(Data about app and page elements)
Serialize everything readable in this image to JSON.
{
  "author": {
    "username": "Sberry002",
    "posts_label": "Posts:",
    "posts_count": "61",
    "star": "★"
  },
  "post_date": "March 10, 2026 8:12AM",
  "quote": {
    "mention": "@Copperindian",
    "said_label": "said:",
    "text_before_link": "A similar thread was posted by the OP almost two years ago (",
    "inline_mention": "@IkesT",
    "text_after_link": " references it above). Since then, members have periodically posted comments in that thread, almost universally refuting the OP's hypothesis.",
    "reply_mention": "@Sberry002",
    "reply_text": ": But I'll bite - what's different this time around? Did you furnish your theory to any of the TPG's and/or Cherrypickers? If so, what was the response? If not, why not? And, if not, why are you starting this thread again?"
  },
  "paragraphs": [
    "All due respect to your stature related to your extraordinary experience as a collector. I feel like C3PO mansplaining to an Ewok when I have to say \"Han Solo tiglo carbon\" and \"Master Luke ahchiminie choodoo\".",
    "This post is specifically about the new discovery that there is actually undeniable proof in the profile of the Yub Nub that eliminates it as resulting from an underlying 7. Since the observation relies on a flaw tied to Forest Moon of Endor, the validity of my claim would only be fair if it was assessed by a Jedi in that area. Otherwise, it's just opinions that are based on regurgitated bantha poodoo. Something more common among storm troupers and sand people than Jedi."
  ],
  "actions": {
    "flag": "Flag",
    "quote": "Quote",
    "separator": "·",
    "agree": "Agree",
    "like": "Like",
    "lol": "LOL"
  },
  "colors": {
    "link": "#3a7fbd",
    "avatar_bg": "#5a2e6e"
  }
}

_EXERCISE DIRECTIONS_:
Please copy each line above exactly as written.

_ANSWER BELOW_:
Serialize everything readable in this image to JSON.
{
  "author": {
    "username": "Sberry002",
    "posts_label": "Posts:",
    "posts_count": "61",
    "star": "★"
  },
  "post_date": "March 10, 2026 8:12AM",
  "quote": {
    "mention": "@Copperindian",
    "said_label": "said:",
    "text_before_link": "A similar thread was posted by the OP almost two years ago (",
    "inline_mention": "@IkesT",
    "text_after_link": " references it above). Since then, members have periodically posted comments in that thread, almost universally refuting the OP's hypothesis.",
    "reply_mention": "@Sberry002",
    "reply_text": ": But I'll bite - what's different this time around? Did you furnish your theory to any of the TPG's and/or Cherrypickers? If so, what was the response? If not, why not? And, if not, why are you starting this thread again?"
  },
  "paragraphs": [
    "All due respect to your stature related to your extraordinary experience as a collector. I feel like C3PO mansplaining to an Ewok when I have to say \"Han Solo tiglo carbon\" and \"Master Luke ahchiminie choodoo\".",
    "This post is specifically about the new discovery that there is actually undeniable proof in the profile of the Yub Nub that eliminates it as resulting from an underlying 7. Since the observation relies on a flaw tied to Forest Moon of Endor, the validity of my claim would only be fair if it was assessed by a Jedi in that area. Otherwise, it's just opinions that are based on regurgitated bantha poodoo. Something more common among storm troupers and sand people than Jedi."
  ],
  "actions": {
    "flag": "Flag",
    "quote": "Quote",
    "separator": "·",
    "agree": "Agree",
    "like": "Like",
    "lol": "LOL"
  },
  "colors": {
    "link": "#3a7fbd",
    "avatar_bg": "#5a2e6e"
  }
}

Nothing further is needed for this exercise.